But it’s not a trend that’s confined to Ohio State. In the last decade, the top defensive players in both the NFL Draft and high school recruiting are defensive linemen — in particular defensive ends. Teams that have remained invested in the linebacker position are unable to defend the middle of the field against a modern offensive attack. For the Buckeyes, the transition started by the mid-2000s. Remember how slow Ohio State’s defense looked against Florida in the 2006 national title game? Keeping up with SEC speed was a real need that shifted defensive philosophies to favor more versatile, athletic and speedy defenders over heavy hitters.

The impact has become real when it comes to NFL salaries. Only Khalil Mack makes more than $20M annually, and Mack, at outside linebacker, often plays a mixed role as a defensive end. Of the 10 highest-paid defensive players in the NFL, only one is a linebacker. Most are defensive ends. The last linebacker to win NFL Defensive Player of the Year was Luke Kuechly in 2013 (Mack was listed as a defensive end for his victory).

Three linebackers went in the first round of the 2021 NFL Draft. Four went in 2020. Isaiah Simmons, who went eighth overall in 2020, is credited for his versatility, while Micah Parsons, similarly, is recognized for his strength as a pass rusher. In other words, they are less the traditional linebacker, and more along the lines of a player like Mack.

Why the shift? The game of football has evolved. Player safety is now (and yet, somehow was not always) a major priority for the league which is impacting the personnel that teams choose to draft and pay at the highest level. Those players are no longer sizeable, hard-hitting linebackers who stop opposing players dead in their tracks, but rather slimmer, speedier players who can contain and tackle perhaps with less pizazz but no less effectively — and in ways that don’t get flagged by NFL refs.
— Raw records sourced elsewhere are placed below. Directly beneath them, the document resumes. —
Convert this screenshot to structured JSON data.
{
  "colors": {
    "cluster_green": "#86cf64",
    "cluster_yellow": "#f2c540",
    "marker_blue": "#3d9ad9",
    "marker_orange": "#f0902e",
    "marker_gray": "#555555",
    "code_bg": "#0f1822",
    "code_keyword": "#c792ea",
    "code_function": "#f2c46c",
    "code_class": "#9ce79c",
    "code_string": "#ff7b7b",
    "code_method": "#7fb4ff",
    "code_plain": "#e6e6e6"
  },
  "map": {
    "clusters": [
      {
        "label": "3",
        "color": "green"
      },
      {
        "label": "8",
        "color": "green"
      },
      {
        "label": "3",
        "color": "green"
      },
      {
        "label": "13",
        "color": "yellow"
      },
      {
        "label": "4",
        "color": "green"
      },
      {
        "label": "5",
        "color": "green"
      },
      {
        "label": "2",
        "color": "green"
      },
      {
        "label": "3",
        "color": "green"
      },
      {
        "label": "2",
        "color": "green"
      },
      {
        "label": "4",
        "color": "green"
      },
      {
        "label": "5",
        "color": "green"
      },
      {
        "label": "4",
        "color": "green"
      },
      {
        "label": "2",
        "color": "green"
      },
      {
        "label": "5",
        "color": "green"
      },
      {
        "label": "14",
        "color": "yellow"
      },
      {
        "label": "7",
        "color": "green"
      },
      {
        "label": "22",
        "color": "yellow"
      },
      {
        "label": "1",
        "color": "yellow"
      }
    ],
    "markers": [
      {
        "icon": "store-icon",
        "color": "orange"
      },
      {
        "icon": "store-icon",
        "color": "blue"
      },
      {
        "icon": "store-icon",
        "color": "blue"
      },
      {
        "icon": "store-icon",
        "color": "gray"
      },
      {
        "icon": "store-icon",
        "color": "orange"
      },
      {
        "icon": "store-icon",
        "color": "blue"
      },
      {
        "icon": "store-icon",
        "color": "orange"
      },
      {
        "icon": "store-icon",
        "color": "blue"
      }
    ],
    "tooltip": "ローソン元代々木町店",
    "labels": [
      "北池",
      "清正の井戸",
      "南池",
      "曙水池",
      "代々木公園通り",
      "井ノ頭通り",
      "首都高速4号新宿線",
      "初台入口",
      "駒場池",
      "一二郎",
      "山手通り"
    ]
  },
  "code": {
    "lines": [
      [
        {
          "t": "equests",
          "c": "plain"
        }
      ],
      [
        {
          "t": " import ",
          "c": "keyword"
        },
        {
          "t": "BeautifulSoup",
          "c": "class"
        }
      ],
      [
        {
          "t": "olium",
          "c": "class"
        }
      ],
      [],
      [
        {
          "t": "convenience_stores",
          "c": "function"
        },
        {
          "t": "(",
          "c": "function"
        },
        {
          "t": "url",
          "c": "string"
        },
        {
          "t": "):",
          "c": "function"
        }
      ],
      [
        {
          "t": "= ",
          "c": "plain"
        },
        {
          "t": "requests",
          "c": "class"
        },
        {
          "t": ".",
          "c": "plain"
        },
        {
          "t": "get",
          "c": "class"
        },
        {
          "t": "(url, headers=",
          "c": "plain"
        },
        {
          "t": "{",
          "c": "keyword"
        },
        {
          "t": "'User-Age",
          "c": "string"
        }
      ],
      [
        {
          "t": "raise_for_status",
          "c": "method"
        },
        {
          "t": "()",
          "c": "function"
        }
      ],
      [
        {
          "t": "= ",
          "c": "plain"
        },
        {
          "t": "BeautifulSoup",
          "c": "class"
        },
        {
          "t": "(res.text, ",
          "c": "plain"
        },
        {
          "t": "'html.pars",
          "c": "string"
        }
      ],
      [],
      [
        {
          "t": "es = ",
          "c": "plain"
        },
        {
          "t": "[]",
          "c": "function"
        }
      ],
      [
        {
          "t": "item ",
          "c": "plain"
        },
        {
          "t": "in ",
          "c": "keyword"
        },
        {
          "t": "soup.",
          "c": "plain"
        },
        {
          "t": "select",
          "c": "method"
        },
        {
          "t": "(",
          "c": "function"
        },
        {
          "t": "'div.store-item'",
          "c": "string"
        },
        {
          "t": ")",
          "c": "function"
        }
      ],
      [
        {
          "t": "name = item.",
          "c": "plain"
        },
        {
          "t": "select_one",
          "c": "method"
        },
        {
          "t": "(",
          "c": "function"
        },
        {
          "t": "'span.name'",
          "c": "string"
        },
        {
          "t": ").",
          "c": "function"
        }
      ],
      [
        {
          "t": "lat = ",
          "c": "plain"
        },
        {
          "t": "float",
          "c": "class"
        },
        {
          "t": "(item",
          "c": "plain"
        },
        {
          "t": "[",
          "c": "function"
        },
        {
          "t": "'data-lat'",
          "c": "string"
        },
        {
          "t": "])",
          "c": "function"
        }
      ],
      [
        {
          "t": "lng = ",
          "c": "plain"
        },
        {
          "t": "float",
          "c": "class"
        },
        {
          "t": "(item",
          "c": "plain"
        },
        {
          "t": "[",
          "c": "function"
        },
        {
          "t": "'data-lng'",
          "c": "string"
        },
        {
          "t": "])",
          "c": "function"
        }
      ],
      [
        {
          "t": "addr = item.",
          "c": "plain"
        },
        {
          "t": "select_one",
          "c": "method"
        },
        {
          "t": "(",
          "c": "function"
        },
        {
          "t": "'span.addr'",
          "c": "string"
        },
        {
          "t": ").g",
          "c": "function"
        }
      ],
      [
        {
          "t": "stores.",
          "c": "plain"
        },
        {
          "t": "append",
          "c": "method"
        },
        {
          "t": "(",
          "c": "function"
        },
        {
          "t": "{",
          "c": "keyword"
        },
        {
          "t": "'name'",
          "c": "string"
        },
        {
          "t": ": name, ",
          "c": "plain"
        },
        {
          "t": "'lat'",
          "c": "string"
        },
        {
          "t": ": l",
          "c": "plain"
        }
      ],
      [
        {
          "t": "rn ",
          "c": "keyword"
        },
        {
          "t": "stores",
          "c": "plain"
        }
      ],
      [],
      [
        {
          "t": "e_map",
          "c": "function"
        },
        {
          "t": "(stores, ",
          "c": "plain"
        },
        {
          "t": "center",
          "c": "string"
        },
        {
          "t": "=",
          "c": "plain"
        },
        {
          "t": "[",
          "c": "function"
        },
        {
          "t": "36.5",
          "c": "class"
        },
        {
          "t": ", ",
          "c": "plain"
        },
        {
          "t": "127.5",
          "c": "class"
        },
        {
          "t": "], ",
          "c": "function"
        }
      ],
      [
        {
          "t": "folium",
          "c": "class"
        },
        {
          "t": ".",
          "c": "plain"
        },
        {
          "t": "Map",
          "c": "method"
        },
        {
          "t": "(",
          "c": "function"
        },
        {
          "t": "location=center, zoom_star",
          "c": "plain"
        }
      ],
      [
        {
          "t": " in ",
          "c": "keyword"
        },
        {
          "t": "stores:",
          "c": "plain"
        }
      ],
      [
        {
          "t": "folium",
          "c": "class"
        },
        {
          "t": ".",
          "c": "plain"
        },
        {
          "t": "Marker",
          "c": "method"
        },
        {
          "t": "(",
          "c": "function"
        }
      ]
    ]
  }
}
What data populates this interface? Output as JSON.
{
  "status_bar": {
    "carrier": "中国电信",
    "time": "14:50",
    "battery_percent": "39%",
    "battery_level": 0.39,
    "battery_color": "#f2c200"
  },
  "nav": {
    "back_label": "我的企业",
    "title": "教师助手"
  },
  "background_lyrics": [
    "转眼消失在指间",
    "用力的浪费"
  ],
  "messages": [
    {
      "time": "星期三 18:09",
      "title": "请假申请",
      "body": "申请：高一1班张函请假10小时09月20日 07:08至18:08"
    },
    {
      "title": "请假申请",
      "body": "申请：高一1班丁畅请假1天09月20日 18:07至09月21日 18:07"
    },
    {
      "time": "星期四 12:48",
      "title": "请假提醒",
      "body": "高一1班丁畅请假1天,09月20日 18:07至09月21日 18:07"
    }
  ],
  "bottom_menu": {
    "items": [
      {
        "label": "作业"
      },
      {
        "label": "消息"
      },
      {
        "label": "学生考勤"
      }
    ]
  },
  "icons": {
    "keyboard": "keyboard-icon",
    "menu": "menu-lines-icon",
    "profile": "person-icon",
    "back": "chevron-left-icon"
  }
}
But the game has also changed in other ways. The running game has slowly been fading, paling in importance to bg-armed quarterbacks and speedy, elusive receivers. Slot receivers like Tyreek Hill require equally athletic players to even have a prayer of covering them. As a result, similar to the above, there is less value for big players who can play smash mouth football. The game has changed to favor speed, and we’ve seen a shift in who the defenders are who can cover speed.
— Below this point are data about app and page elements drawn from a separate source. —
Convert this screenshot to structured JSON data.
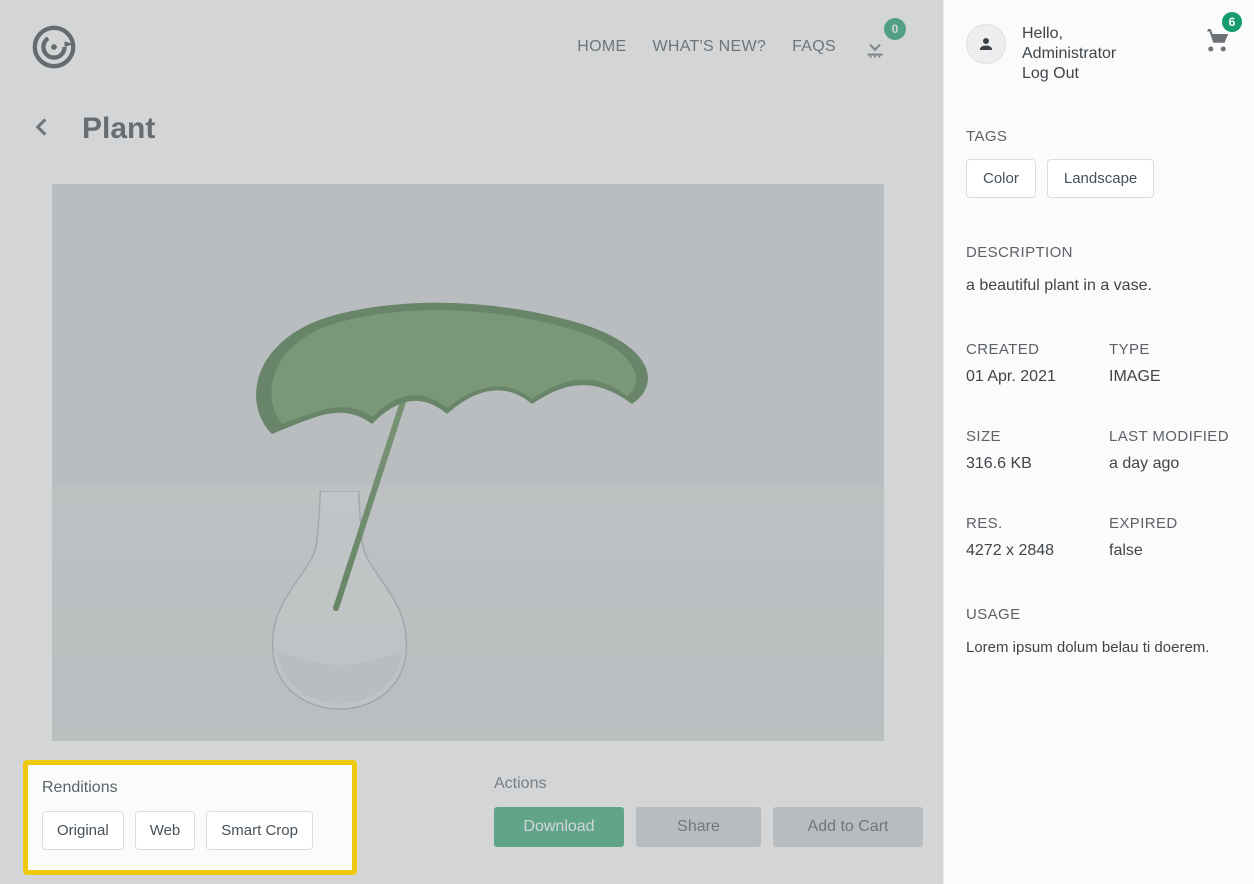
{
  "header": {
    "nav": {
      "home": "HOME",
      "whatsNew": "WHAT'S NEW?",
      "faqs": "FAQS"
    },
    "downloadBadge": "0"
  },
  "titlebar": {
    "title": "Plant"
  },
  "renditions": {
    "title": "Renditions",
    "buttons": {
      "original": "Original",
      "web": "Web",
      "smartCrop": "Smart Crop"
    }
  },
  "actions": {
    "title": "Actions",
    "download": "Download",
    "share": "Share",
    "addToCart": "Add to Cart"
  },
  "user": {
    "greeting": "Hello,",
    "name": "Administrator",
    "logout": "Log Out",
    "cartCount": "6"
  },
  "sidebar": {
    "tagsTitle": "TAGS",
    "tags": {
      "color": "Color",
      "landscape": "Landscape"
    },
    "descriptionTitle": "DESCRIPTION",
    "description": "a beautiful plant in a vase.",
    "meta": {
      "createdLabel": "CREATED",
      "createdValue": "01 Apr. 2021",
      "typeLabel": "TYPE",
      "typeValue": "IMAGE",
      "sizeLabel": "SIZE",
      "sizeValue": "316.6 KB",
      "modifiedLabel": "LAST MODIFIED",
      "modifiedValue": "a day ago",
      "resLabel": "RES.",
      "resValue": "4272 x 2848",
      "expiredLabel": "EXPIRED",
      "expiredValue": "false"
    },
    "usageTitle": "USAGE",
    "usageText": "Lorem ipsum dolum belau ti doerem."
  }
}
The decline of the running back is also a contributing factor. There’s a reason the Cleveland Browns were justly ridiculed for drafting Trent Richardson No. 3-overall in the 2012 NFL Draft. Not only is the lifetime of an NFL running back short, but there are a heck of a lot fewer than 32 elite backs in the NFL. Teams do not invest in running backs because there are so few literal game-altering backs in the league (Derrick Henry comes to mind). So wouldn’t it make sense that the defenders who go up against them would meet a similar fate?

In the modern game, linebackers are ineffective against the pass. Unless they are speedy and able to line up as a pass rusher a la Mack, they are not likely to drop back in coverage effectively against quick slot receivers. The mix of players that can contain — such as a strong defensive line with quick, pass rushing defensive ends lined up ahead of a set of defensive backs that can cover complex routes — is a priority over individually great tacklers.
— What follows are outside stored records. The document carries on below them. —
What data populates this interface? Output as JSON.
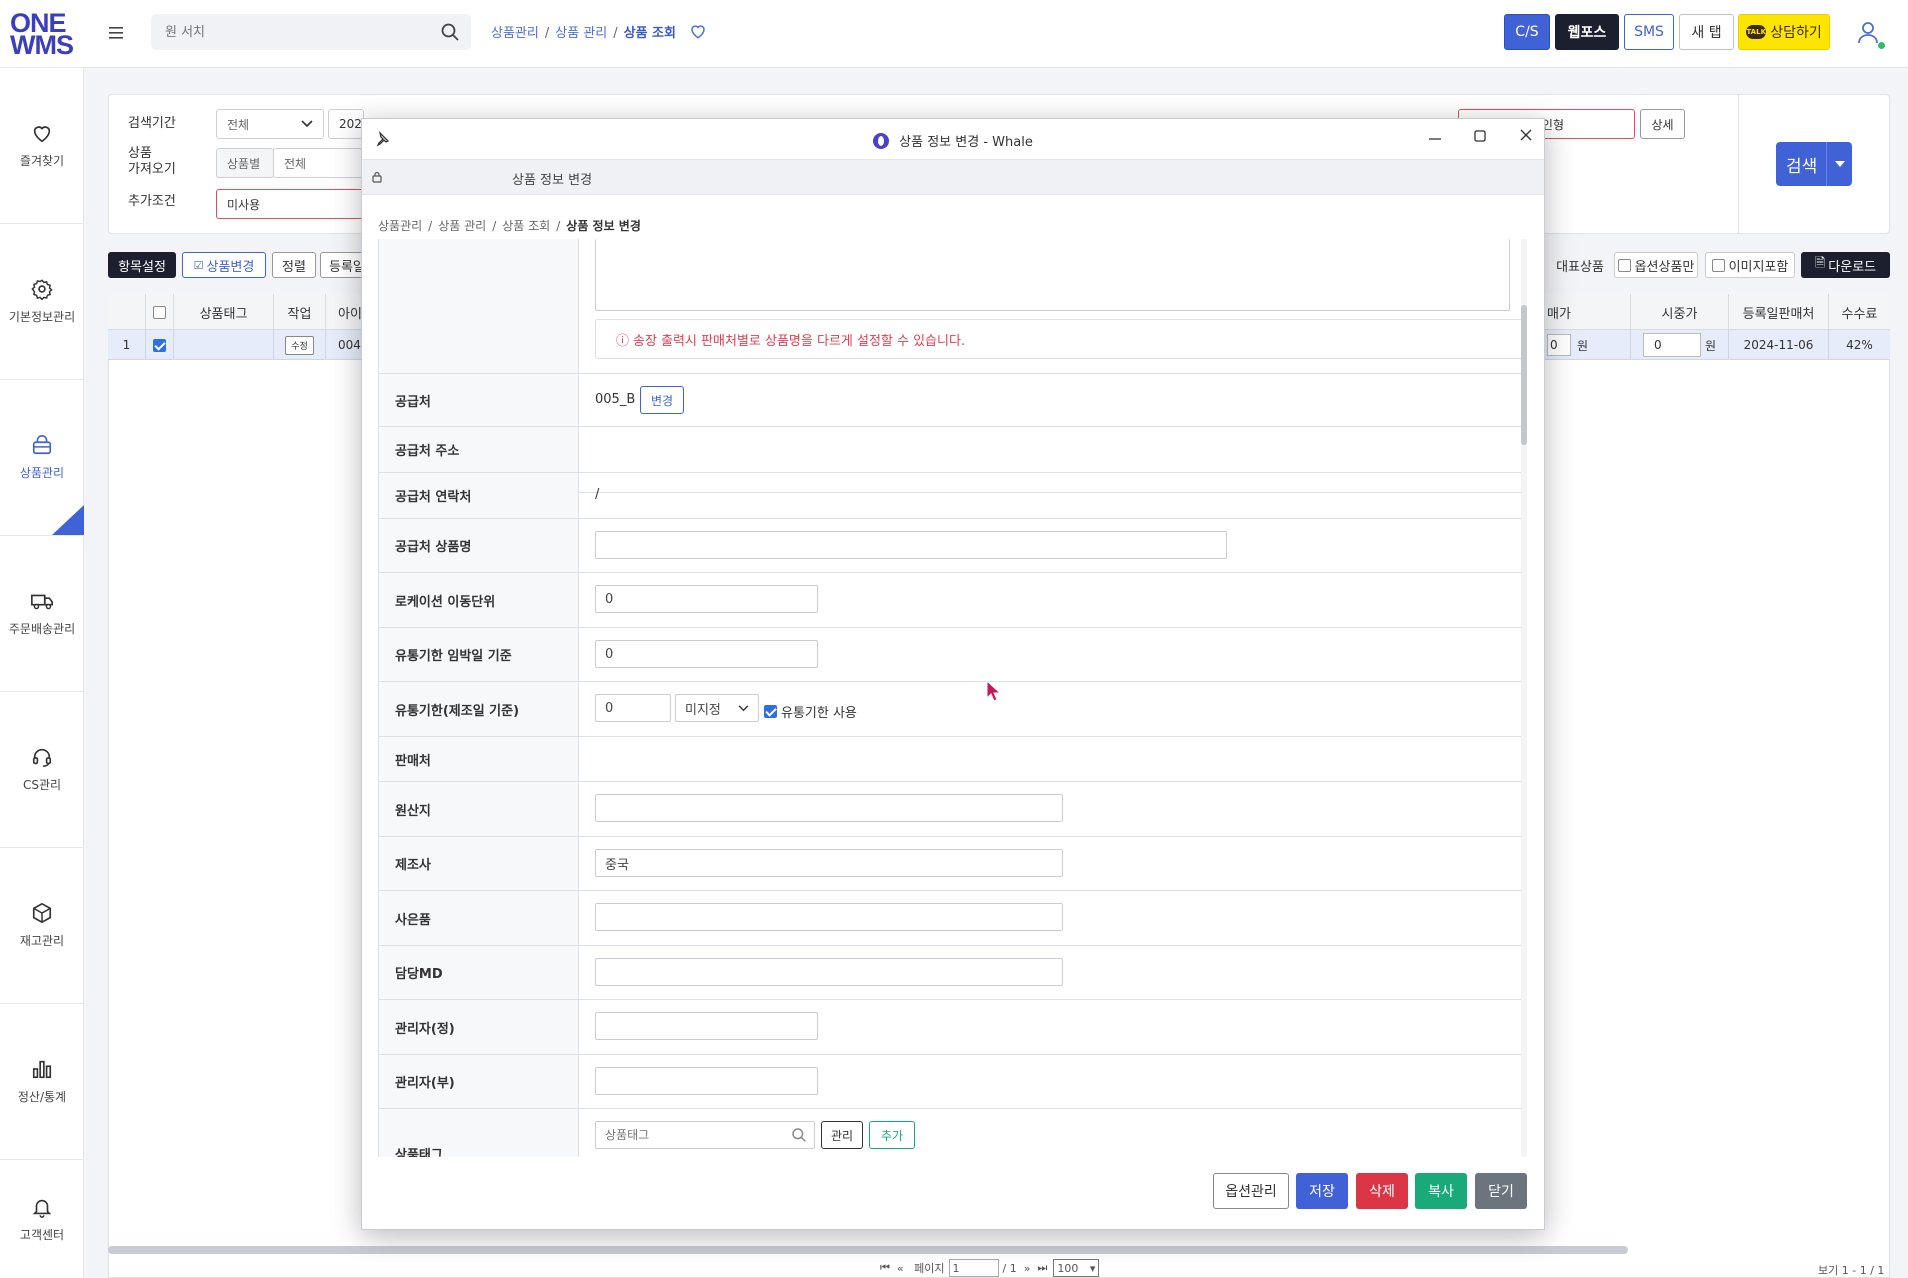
{
  "topbar": {
    "logo_line1": "ONE",
    "logo_line2": "WMS",
    "search_placeholder": "원 서치",
    "breadcrumb": [
      "상품관리",
      "상품 관리",
      "상품 조회"
    ],
    "buttons": {
      "cs": "C/S",
      "webforce": "웹포스",
      "sms": "SMS",
      "newtab": "새 탭",
      "consult": "상담하기",
      "talk": "TALK"
    }
  },
  "sidebar": {
    "items": [
      {
        "label": "즐겨찾기",
        "icon": "heart-icon"
      },
      {
        "label": "기본정보관리",
        "icon": "gear-icon"
      },
      {
        "label": "상품관리",
        "icon": "bag-icon",
        "active": true
      },
      {
        "label": "주문배송관리",
        "icon": "truck-icon"
      },
      {
        "label": "CS관리",
        "icon": "headset-icon"
      },
      {
        "label": "재고관리",
        "icon": "box-icon"
      },
      {
        "label": "정산/통계",
        "icon": "bar-chart-icon"
      },
      {
        "label": "고객센터",
        "icon": "bell-icon"
      }
    ]
  },
  "filter": {
    "period_label": "검색기간",
    "period_value": "전체",
    "date_value": "202",
    "import_label_1": "상품",
    "import_label_2": "가져오기",
    "import_by": "상품별",
    "import_value": "전체",
    "extra_label": "추가조건",
    "extra_value": "미사용",
    "keyword_partial": "인형",
    "detail_button": "상세",
    "search_button": "검색"
  },
  "toolbar": {
    "settings": "항목설정",
    "change": "상품변경",
    "sort": "정렬",
    "register_partial": "등록일",
    "rep_product": "대표상품",
    "option_only": "옵션상품만",
    "include_images": "이미지포함",
    "download": "다운로드"
  },
  "grid": {
    "headers": {
      "tag": "상품태그",
      "action": "작업",
      "id_partial": "아이",
      "price_partial": "매가",
      "market_price": "시중가",
      "reg_shop": "등록일판매처",
      "fee": "수수료"
    },
    "row": {
      "no": "1",
      "edit": "수정",
      "id_partial": "004",
      "price_partial": "0",
      "won": "원",
      "market_price": "0",
      "won2": "원",
      "reg_shop": "2024-11-06",
      "fee": "42%"
    }
  },
  "pager": {
    "page_label": "페이지",
    "page_value": "1",
    "total": "/ 1",
    "page_size": "100",
    "view_count": "보기 1 - 1 / 1"
  },
  "modal": {
    "window_title": "상품 정보 변경 - Whale",
    "address_title": "상품 정보 변경",
    "breadcrumb": [
      "상품관리",
      "상품 관리",
      "상품 조회",
      "상품 정보 변경"
    ],
    "notice": "송장 출력시 판매처별로 상품명을 다르게 설정할 수 있습니다.",
    "fields": {
      "supplier_label": "공급처",
      "supplier_value": "005_B",
      "supplier_change": "변경",
      "supplier_addr_label": "공급처 주소",
      "supplier_contact_label": "공급처 연락처",
      "supplier_contact_value": "/",
      "supplier_product_label": "공급처 상품명",
      "location_unit_label": "로케이션 이동단위",
      "location_unit_value": "0",
      "expiry_near_label": "유통기한 임박일 기준",
      "expiry_near_value": "0",
      "expiry_mfg_label": "유통기한(제조일 기준)",
      "expiry_mfg_value": "0",
      "expiry_mfg_select": "미지정",
      "expiry_use_label": "유통기한 사용",
      "shop_label": "판매처",
      "origin_label": "원산지",
      "maker_label": "제조사",
      "maker_value": "중국",
      "gift_label": "사은품",
      "md_label": "담당MD",
      "manager_main_label": "관리자(정)",
      "manager_sub_label": "관리자(부)",
      "tag_label": "상품태그",
      "tag_placeholder": "상품태그",
      "tag_manage": "관리",
      "tag_add": "추가"
    },
    "buttons": {
      "options": "옵션관리",
      "save": "저장",
      "delete": "삭제",
      "copy": "복사",
      "close": "닫기"
    },
    "colors": {
      "save": "#4062d6",
      "delete": "#dc3545",
      "copy": "#1aaa7a",
      "close": "#6c757d"
    }
  }
}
What does that mean for the middle of the field? More teams are moving toward a zone defense which, when executed well, allows greater flexibility on a given play and a better matching of coverage options (though stopping the run/pass option can be more challenging). When it comes to gaining a competitive advantage, college programs that can develop these players who can stop modern offenses will win out.

Unfortunately, the traditional linebackers of yore are not these players. In today’s average defensive scheme, linebackers are like sitting ducks in the defensive back seven. Teams have adjusted their offensive schemes to be able to exploit traditional 4 - 3 defense, so opponents would do better to have speedier, shiftier players covering the middle of the field.

It was sad when fullbacks went out of vogue, too. That’s why it was such a fun anomaly when Peyton Hillis had that one good season and made the cover of Madden. However, like the fullback position, linebackers don’t have as much of a place in the modern game.